Dataset excerpts:
----------

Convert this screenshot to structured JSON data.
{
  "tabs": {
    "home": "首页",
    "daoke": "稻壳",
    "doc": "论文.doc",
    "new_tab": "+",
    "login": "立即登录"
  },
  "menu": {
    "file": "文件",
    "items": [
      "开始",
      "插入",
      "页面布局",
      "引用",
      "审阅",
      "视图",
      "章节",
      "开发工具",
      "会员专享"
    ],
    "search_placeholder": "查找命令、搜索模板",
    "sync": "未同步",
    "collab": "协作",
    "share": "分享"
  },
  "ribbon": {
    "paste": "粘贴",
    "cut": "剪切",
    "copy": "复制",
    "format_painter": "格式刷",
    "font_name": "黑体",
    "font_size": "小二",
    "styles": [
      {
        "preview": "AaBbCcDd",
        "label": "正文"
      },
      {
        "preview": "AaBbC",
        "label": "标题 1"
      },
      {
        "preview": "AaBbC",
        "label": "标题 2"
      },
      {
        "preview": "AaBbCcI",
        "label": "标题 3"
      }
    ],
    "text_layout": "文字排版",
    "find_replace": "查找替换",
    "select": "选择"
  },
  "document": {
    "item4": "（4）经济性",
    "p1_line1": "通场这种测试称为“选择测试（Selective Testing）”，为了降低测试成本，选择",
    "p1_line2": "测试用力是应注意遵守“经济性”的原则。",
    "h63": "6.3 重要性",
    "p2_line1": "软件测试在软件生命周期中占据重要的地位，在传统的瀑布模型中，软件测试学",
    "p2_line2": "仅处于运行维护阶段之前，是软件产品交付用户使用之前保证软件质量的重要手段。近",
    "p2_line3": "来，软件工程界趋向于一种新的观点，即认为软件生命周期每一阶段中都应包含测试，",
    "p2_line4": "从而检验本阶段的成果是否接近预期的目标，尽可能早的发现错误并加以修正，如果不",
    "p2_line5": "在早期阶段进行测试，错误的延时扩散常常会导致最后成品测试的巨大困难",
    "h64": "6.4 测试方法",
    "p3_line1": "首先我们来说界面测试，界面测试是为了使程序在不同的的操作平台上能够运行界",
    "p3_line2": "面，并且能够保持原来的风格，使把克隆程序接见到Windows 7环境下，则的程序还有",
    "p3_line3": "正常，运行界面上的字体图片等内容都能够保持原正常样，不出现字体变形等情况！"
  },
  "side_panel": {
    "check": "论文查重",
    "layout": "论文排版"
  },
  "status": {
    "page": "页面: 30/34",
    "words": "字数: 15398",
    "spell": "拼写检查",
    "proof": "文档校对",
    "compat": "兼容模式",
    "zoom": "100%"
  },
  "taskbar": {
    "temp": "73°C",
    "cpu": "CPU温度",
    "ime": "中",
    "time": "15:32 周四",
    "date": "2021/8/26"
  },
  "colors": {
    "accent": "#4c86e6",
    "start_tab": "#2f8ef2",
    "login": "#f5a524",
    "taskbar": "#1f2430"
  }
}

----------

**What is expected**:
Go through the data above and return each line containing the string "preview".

**Answer to the problem**:
        "preview": "AaBbCcDd",
        "preview": "AaBbC",
        "preview": "AaBbC",
        "preview": "AaBbCcI",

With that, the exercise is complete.